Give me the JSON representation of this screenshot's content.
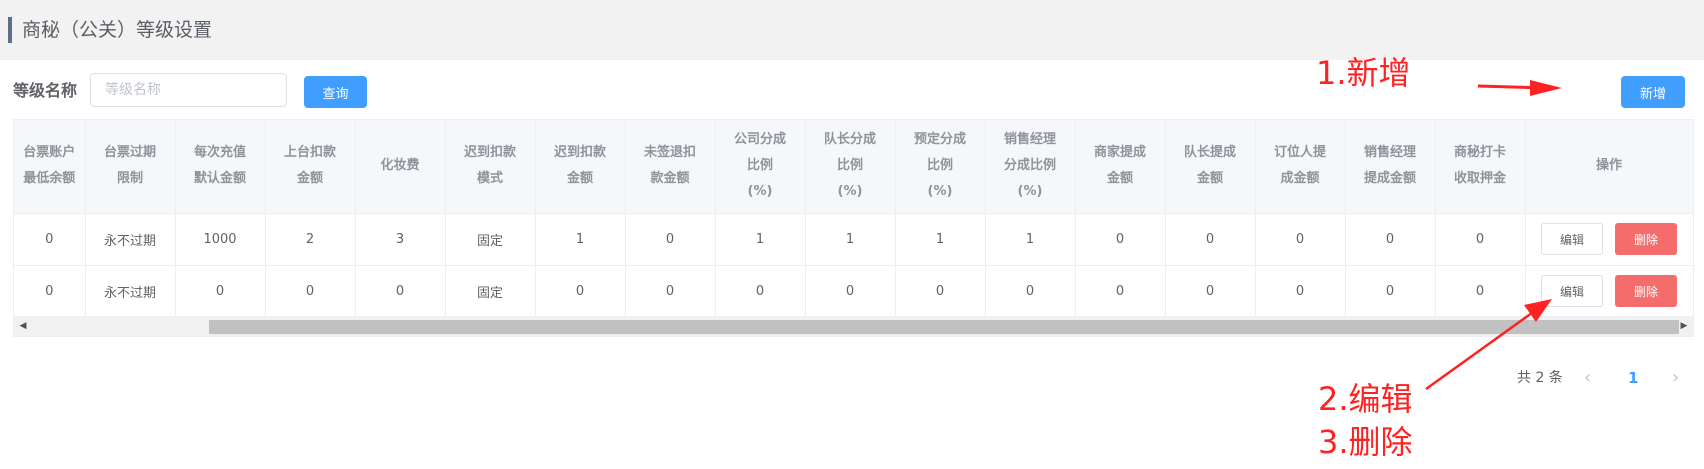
{
  "header": {
    "title": "商秘（公关）等级设置"
  },
  "filter": {
    "label": "等级名称",
    "placeholder": "等级名称",
    "value": "",
    "query_label": "查询",
    "add_label": "新增"
  },
  "annotations": {
    "add": "1.新增",
    "edit": "2.编辑",
    "delete": "3.删除"
  },
  "table": {
    "columns": [
      "台票账户\n最低余额",
      "台票过期\n限制",
      "每次充值\n默认金额",
      "上台扣款\n金额",
      "化妆费",
      "迟到扣款\n模式",
      "迟到扣款\n金额",
      "未签退扣\n款金额",
      "公司分成\n比例\n(%)",
      "队长分成\n比例\n(%)",
      "预定分成\n比例\n(%)",
      "销售经理\n分成比例\n(%)",
      "商家提成\n金额",
      "队长提成\n金额",
      "订位人提\n成金额",
      "销售经理\n提成金额",
      "商秘打卡\n收取押金",
      "操作"
    ],
    "rows": [
      [
        "0",
        "永不过期",
        "1000",
        "2",
        "3",
        "固定",
        "1",
        "0",
        "1",
        "1",
        "1",
        "1",
        "0",
        "0",
        "0",
        "0",
        "0"
      ],
      [
        "0",
        "永不过期",
        "0",
        "0",
        "0",
        "固定",
        "0",
        "0",
        "0",
        "0",
        "0",
        "0",
        "0",
        "0",
        "0",
        "0",
        "0"
      ]
    ],
    "edit_label": "编辑",
    "delete_label": "删除"
  },
  "pagination": {
    "total_text": "共 2 条",
    "current_page": "1",
    "prev_icon": "‹",
    "next_icon": "›"
  },
  "colors": {
    "primary": "#409eff",
    "danger": "#f56c6c",
    "annotation": "#ff2222"
  }
}
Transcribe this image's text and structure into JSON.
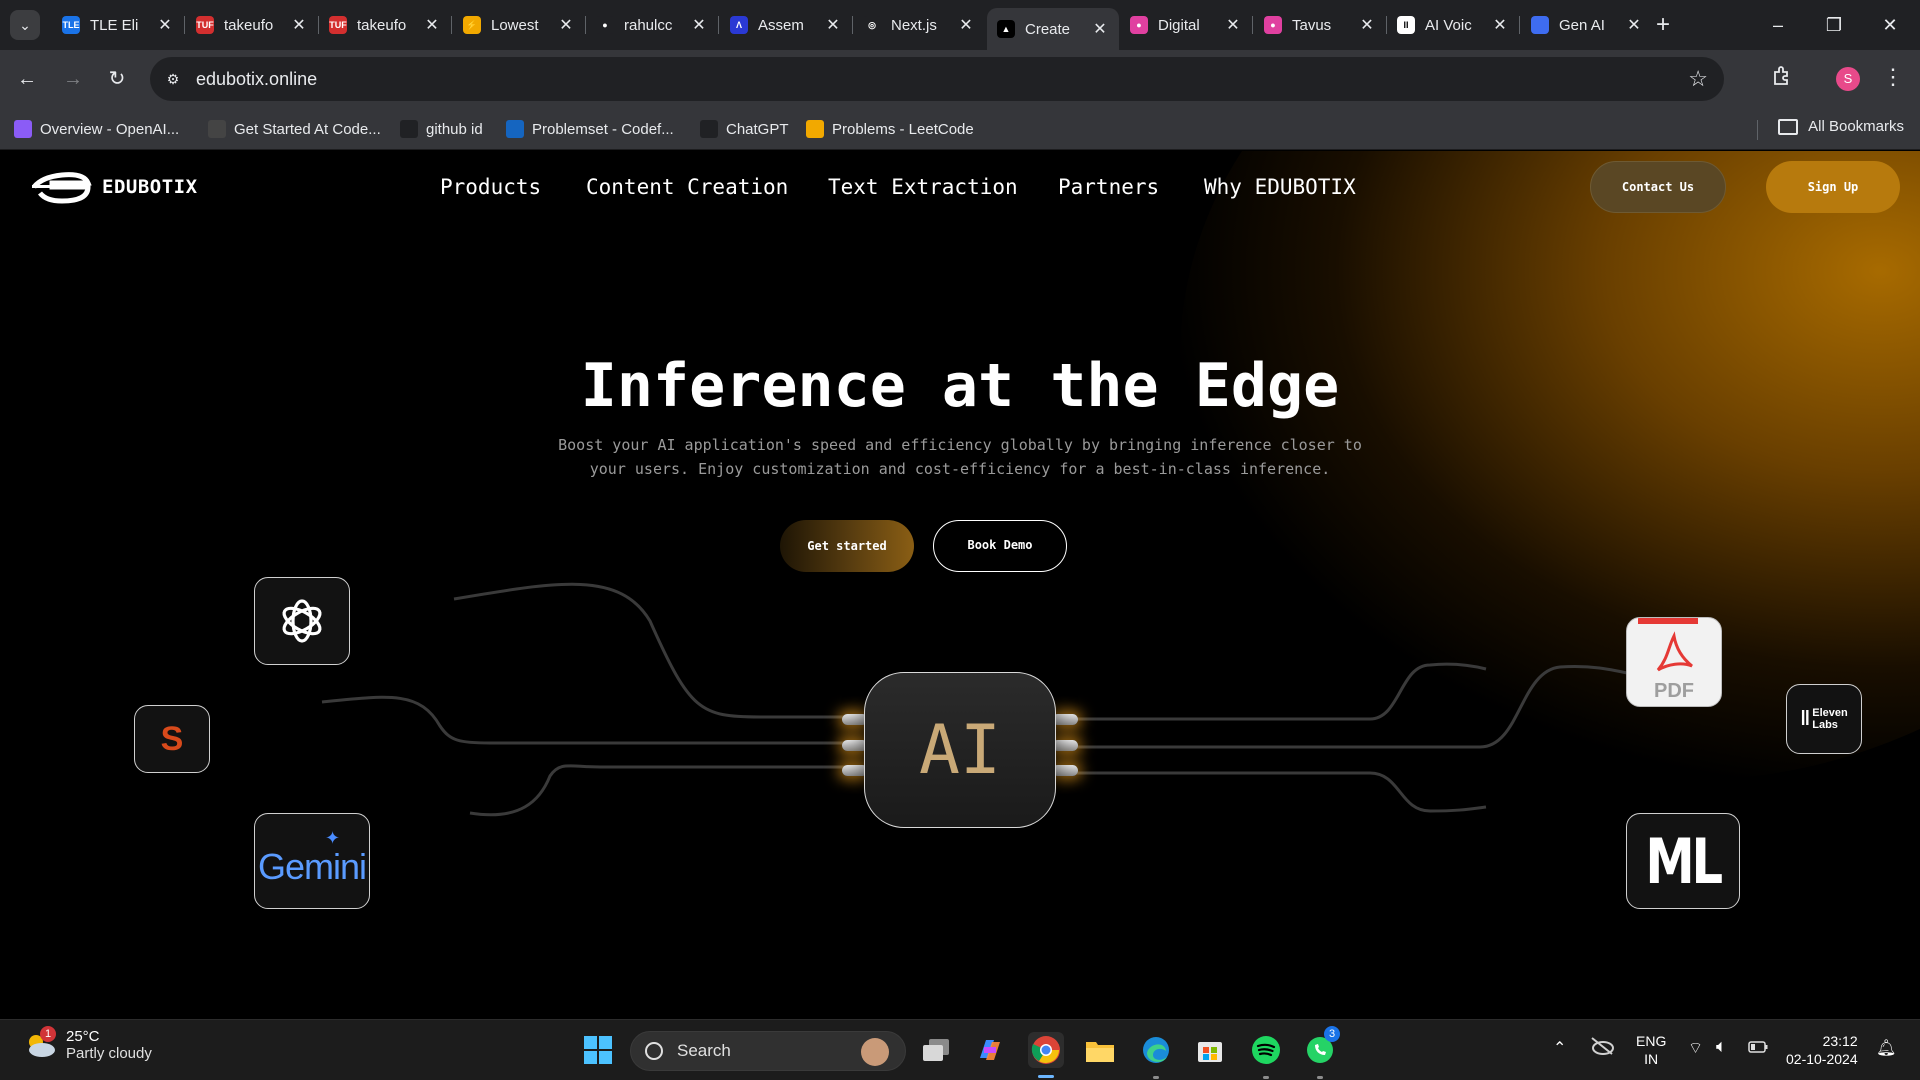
{
  "browser": {
    "tabs": [
      {
        "title": "TLE Eli",
        "favicon_color": "#1a73e8",
        "fav_text": "TLE"
      },
      {
        "title": "takeufo",
        "favicon_color": "#d32f2f",
        "fav_text": "TUF"
      },
      {
        "title": "takeufo",
        "favicon_color": "#d32f2f",
        "fav_text": "TUF"
      },
      {
        "title": "Lowest",
        "favicon_color": "#f2a900",
        "fav_text": "⚡"
      },
      {
        "title": "rahulcc",
        "favicon_color": "#202124",
        "fav_text": "●"
      },
      {
        "title": "Assem",
        "favicon_color": "#2a39d4",
        "fav_text": "Λ"
      },
      {
        "title": "Next.js",
        "favicon_color": "#202124",
        "fav_text": "◎"
      },
      {
        "title": "Create",
        "favicon_color": "#000000",
        "fav_text": "▲"
      },
      {
        "title": "Digital",
        "favicon_color": "#e040a0",
        "fav_text": "●"
      },
      {
        "title": "Tavus",
        "favicon_color": "#e040a0",
        "fav_text": "●"
      },
      {
        "title": "AI Voic",
        "favicon_color": "#ffffff",
        "fav_text": "II"
      },
      {
        "title": "Gen AI",
        "favicon_color": "#3e6cf0",
        "fav_text": ""
      }
    ],
    "active_tab_index": 7,
    "url": "edubotix.online",
    "profile_initial": "S",
    "bookmarks": [
      {
        "label": "Overview - OpenAI...",
        "icon_color": "#8b5cf6"
      },
      {
        "label": "Get Started At Code...",
        "icon_color": "#444444"
      },
      {
        "label": "github id",
        "icon_color": "#202124"
      },
      {
        "label": "Problemset - Codef...",
        "icon_color": "#1565c0"
      },
      {
        "label": "ChatGPT",
        "icon_color": "#202124"
      },
      {
        "label": "Problems - LeetCode",
        "icon_color": "#f2a900"
      }
    ],
    "all_bookmarks_label": "All Bookmarks"
  },
  "site": {
    "brand": "EDUBOTIX",
    "nav": [
      "Products",
      "Content Creation",
      "Text Extraction",
      "Partners",
      "Why EDUBOTIX"
    ],
    "contact_label": "Contact Us",
    "signup_label": "Sign Up",
    "hero_title": "Inference at the Edge",
    "hero_subtitle_line1": "Boost your AI application's speed and efficiency globally by bringing inference closer to",
    "hero_subtitle_line2": "your users. Enjoy customization and cost-efficiency for a best-in-class inference.",
    "get_started_label": "Get started",
    "book_demo_label": "Book Demo",
    "chip_label": "AI",
    "logos": {
      "stability_letter": "S",
      "gemini_word": "Gemini",
      "pdf_word": "PDF",
      "elevenlabs_line1": "Eleven",
      "elevenlabs_line2": "Labs",
      "ml_word": "ML"
    },
    "accent_color": "#b77a0d"
  },
  "taskbar": {
    "weather_temp": "25°C",
    "weather_desc": "Partly cloudy",
    "weather_badge": "1",
    "search_label": "Search",
    "whatsapp_badge": "3",
    "lang_line1": "ENG",
    "lang_line2": "IN",
    "time": "23:12",
    "date": "02-10-2024"
  }
}
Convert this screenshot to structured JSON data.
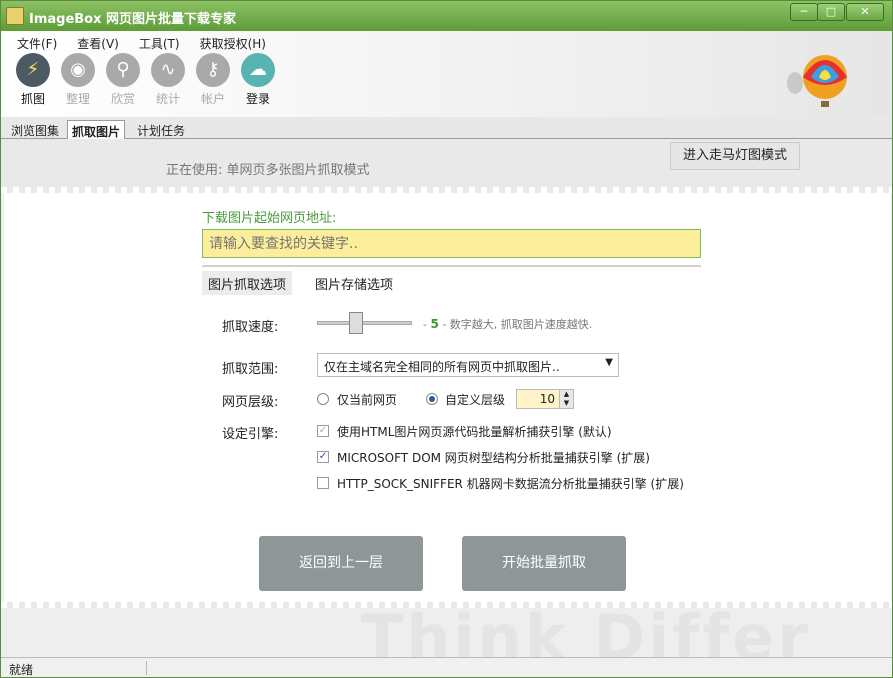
{
  "window": {
    "title": "ImageBox 网页图片批量下载专家",
    "min_glyph": "─",
    "max_glyph": "□",
    "close_glyph": "✕"
  },
  "menu": [
    "文件(F)",
    "查看(V)",
    "工具(T)",
    "获取授权(H)"
  ],
  "toolbar": [
    {
      "label": "抓图",
      "icon": "lightning-icon",
      "glyph": "⚡"
    },
    {
      "label": "整理",
      "icon": "eye-icon",
      "glyph": "◉"
    },
    {
      "label": "欣赏",
      "icon": "magnifier-icon",
      "glyph": "⚲"
    },
    {
      "label": "统计",
      "icon": "chart-line-icon",
      "glyph": "∿"
    },
    {
      "label": "帐户",
      "icon": "key-icon",
      "glyph": "⚷"
    },
    {
      "label": "登录",
      "icon": "cloud-upload-icon",
      "glyph": "☁"
    }
  ],
  "tabs": [
    "浏览图集",
    "抓取图片",
    "计划任务"
  ],
  "status_area": {
    "mode_text": "正在使用: 单网页多张图片抓取模式",
    "marquee_button": "进入走马灯图模式"
  },
  "form": {
    "url_label": "下载图片起始网页地址:",
    "url_placeholder": "请输入要查找的关键字..",
    "subtabs": [
      "图片抓取选项",
      "图片存储选项"
    ],
    "speed_label": "抓取速度:",
    "speed_value": "5",
    "speed_dash": "-",
    "speed_desc": "- 数字越大, 抓取图片速度越快.",
    "speed_fraction": 0.4,
    "range_label": "抓取范围:",
    "range_value": "仅在主域名完全相同的所有网页中抓取图片..",
    "dropdown_arrow": "▼",
    "level_label": "网页层级:",
    "level_opt1": "仅当前网页",
    "level_opt2": "自定义层级",
    "level_value": "10",
    "spin_up": "▲",
    "spin_down": "▼",
    "engine_label": "设定引擎:",
    "engine_opt1": "使用HTML图片网页源代码批量解析捕获引擎 (默认)",
    "engine_opt2": "MICROSOFT DOM 网页树型结构分析批量捕获引擎 (扩展)",
    "engine_opt3": "HTTP_SOCK_SNIFFER 机器网卡数据流分析批量捕获引擎 (扩展)",
    "check_glyph": "✓"
  },
  "buttons": {
    "back": "返回到上一层",
    "start": "开始批量抓取"
  },
  "watermark": "Think Differ",
  "statusbar": {
    "text": "就绪"
  }
}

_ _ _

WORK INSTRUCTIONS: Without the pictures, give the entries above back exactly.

RESULT:
Give me the JSON representation of this screenshot's content.
{
  "header": {
    "title": "商秘（公关）等级设置"
  },
  "filter": {
    "label": "等级名称",
    "placeholder": "等级名称",
    "value": "",
    "query_label": "查询",
    "add_label": "新增"
  },
  "annotations": {
    "add": "1.新增",
    "edit": "2.编辑",
    "delete": "3.删除"
  },
  "table": {
    "columns": [
      "台票账户\n最低余额",
      "台票过期\n限制",
      "每次充值\n默认金额",
      "上台扣款\n金额",
      "化妆费",
      "迟到扣款\n模式",
      "迟到扣款\n金额",
      "未签退扣\n款金额",
      "公司分成\n比例\n(%)",
      "队长分成\n比例\n(%)",
      "预定分成\n比例\n(%)",
      "销售经理\n分成比例\n(%)",
      "商家提成\n金额",
      "队长提成\n金额",
      "订位人提\n成金额",
      "销售经理\n提成金额",
      "商秘打卡\n收取押金",
      "操作"
    ],
    "rows": [
      [
        "0",
        "永不过期",
        "1000",
        "2",
        "3",
        "固定",
        "1",
        "0",
        "1",
        "1",
        "1",
        "1",
        "0",
        "0",
        "0",
        "0",
        "0"
      ],
      [
        "0",
        "永不过期",
        "0",
        "0",
        "0",
        "固定",
        "0",
        "0",
        "0",
        "0",
        "0",
        "0",
        "0",
        "0",
        "0",
        "0",
        "0"
      ]
    ],
    "edit_label": "编辑",
    "delete_label": "删除"
  },
  "pagination": {
    "total_text": "共 2 条",
    "current_page": "1",
    "prev_icon": "‹",
    "next_icon": "›"
  },
  "colors": {
    "primary": "#409eff",
    "danger": "#f56c6c",
    "annotation": "#ff2222"
  }
}
Transcribe this image's text and structure into JSON.
{
  "browser": {
    "tabs": [
      {
        "title": "TLE Eli",
        "favicon_color": "#1a73e8",
        "fav_text": "TLE"
      },
      {
        "title": "takeufo",
        "favicon_color": "#d32f2f",
        "fav_text": "TUF"
      },
      {
        "title": "takeufo",
        "favicon_color": "#d32f2f",
        "fav_text": "TUF"
      },
      {
        "title": "Lowest",
        "favicon_color": "#f2a900",
        "fav_text": "⚡"
      },
      {
        "title": "rahulcc",
        "favicon_color": "#202124",
        "fav_text": "●"
      },
      {
        "title": "Assem",
        "favicon_color": "#2a39d4",
        "fav_text": "Λ"
      },
      {
        "title": "Next.js",
        "favicon_color": "#202124",
        "fav_text": "◎"
      },
      {
        "title": "Create",
        "favicon_color": "#000000",
        "fav_text": "▲"
      },
      {
        "title": "Digital",
        "favicon_color": "#e040a0",
        "fav_text": "●"
      },
      {
        "title": "Tavus",
        "favicon_color": "#e040a0",
        "fav_text": "●"
      },
      {
        "title": "AI Voic",
        "favicon_color": "#ffffff",
        "fav_text": "II"
      },
      {
        "title": "Gen AI",
        "favicon_color": "#3e6cf0",
        "fav_text": ""
      }
    ],
    "active_tab_index": 7,
    "url": "edubotix.online",
    "profile_initial": "S",
    "bookmarks": [
      {
        "label": "Overview - OpenAI...",
        "icon_color": "#8b5cf6"
      },
      {
        "label": "Get Started At Code...",
        "icon_color": "#444444"
      },
      {
        "label": "github id",
        "icon_color": "#202124"
      },
      {
        "label": "Problemset - Codef...",
        "icon_color": "#1565c0"
      },
      {
        "label": "ChatGPT",
        "icon_color": "#202124"
      },
      {
        "label": "Problems - LeetCode",
        "icon_color": "#f2a900"
      }
    ],
    "all_bookmarks_label": "All Bookmarks"
  },
  "site": {
    "brand": "EDUBOTIX",
    "nav": [
      "Products",
      "Content Creation",
      "Text Extraction",
      "Partners",
      "Why EDUBOTIX"
    ],
    "contact_label": "Contact Us",
    "signup_label": "Sign Up",
    "hero_title": "Inference at the Edge",
    "hero_subtitle_line1": "Boost your AI application's speed and efficiency globally by bringing inference closer to",
    "hero_subtitle_line2": "your users. Enjoy customization and cost-efficiency for a best-in-class inference.",
    "get_started_label": "Get started",
    "book_demo_label": "Book Demo",
    "chip_label": "AI",
    "logos": {
      "stability_letter": "S",
      "gemini_word": "Gemini",
      "pdf_word": "PDF",
      "elevenlabs_line1": "Eleven",
      "elevenlabs_line2": "Labs",
      "ml_word": "ML"
    },
    "accent_color": "#b77a0d"
  },
  "taskbar": {
    "weather_temp": "25°C",
    "weather_desc": "Partly cloudy",
    "weather_badge": "1",
    "search_label": "Search",
    "whatsapp_badge": "3",
    "lang_line1": "ENG",
    "lang_line2": "IN",
    "time": "23:12",
    "date": "02-10-2024"
  }
}
Convert this screenshot to structured JSON data.
{
  "window": {
    "title": "ImageBox 网页图片批量下载专家",
    "min_glyph": "─",
    "max_glyph": "□",
    "close_glyph": "✕"
  },
  "menu": [
    "文件(F)",
    "查看(V)",
    "工具(T)",
    "获取授权(H)"
  ],
  "toolbar": [
    {
      "label": "抓图",
      "icon": "lightning-icon",
      "glyph": "⚡"
    },
    {
      "label": "整理",
      "icon": "eye-icon",
      "glyph": "◉"
    },
    {
      "label": "欣赏",
      "icon": "magnifier-icon",
      "glyph": "⚲"
    },
    {
      "label": "统计",
      "icon": "chart-line-icon",
      "glyph": "∿"
    },
    {
      "label": "帐户",
      "icon": "key-icon",
      "glyph": "⚷"
    },
    {
      "label": "登录",
      "icon": "cloud-upload-icon",
      "glyph": "☁"
    }
  ],
  "tabs": [
    "浏览图集",
    "抓取图片",
    "计划任务"
  ],
  "status_area": {
    "mode_text": "正在使用: 单网页多张图片抓取模式",
    "marquee_button": "进入走马灯图模式"
  },
  "form": {
    "url_label": "下载图片起始网页地址:",
    "url_placeholder": "请输入要查找的关键字..",
    "subtabs": [
      "图片抓取选项",
      "图片存储选项"
    ],
    "speed_label": "抓取速度:",
    "speed_value": "5",
    "speed_dash": "-",
    "speed_desc": "- 数字越大, 抓取图片速度越快.",
    "speed_fraction": 0.4,
    "range_label": "抓取范围:",
    "range_value": "仅在主域名完全相同的所有网页中抓取图片..",
    "dropdown_arrow": "▼",
    "level_label": "网页层级:",
    "level_opt1": "仅当前网页",
    "level_opt2": "自定义层级",
    "level_value": "10",
    "spin_up": "▲",
    "spin_down": "▼",
    "engine_label": "设定引擎:",
    "engine_opt1": "使用HTML图片网页源代码批量解析捕获引擎 (默认)",
    "engine_opt2": "MICROSOFT DOM 网页树型结构分析批量捕获引擎 (扩展)",
    "engine_opt3": "HTTP_SOCK_SNIFFER 机器网卡数据流分析批量捕获引擎 (扩展)",
    "check_glyph": "✓"
  },
  "buttons": {
    "back": "返回到上一层",
    "start": "开始批量抓取"
  },
  "watermark": "Think Differ",
  "statusbar": {
    "text": "就绪"
  }
}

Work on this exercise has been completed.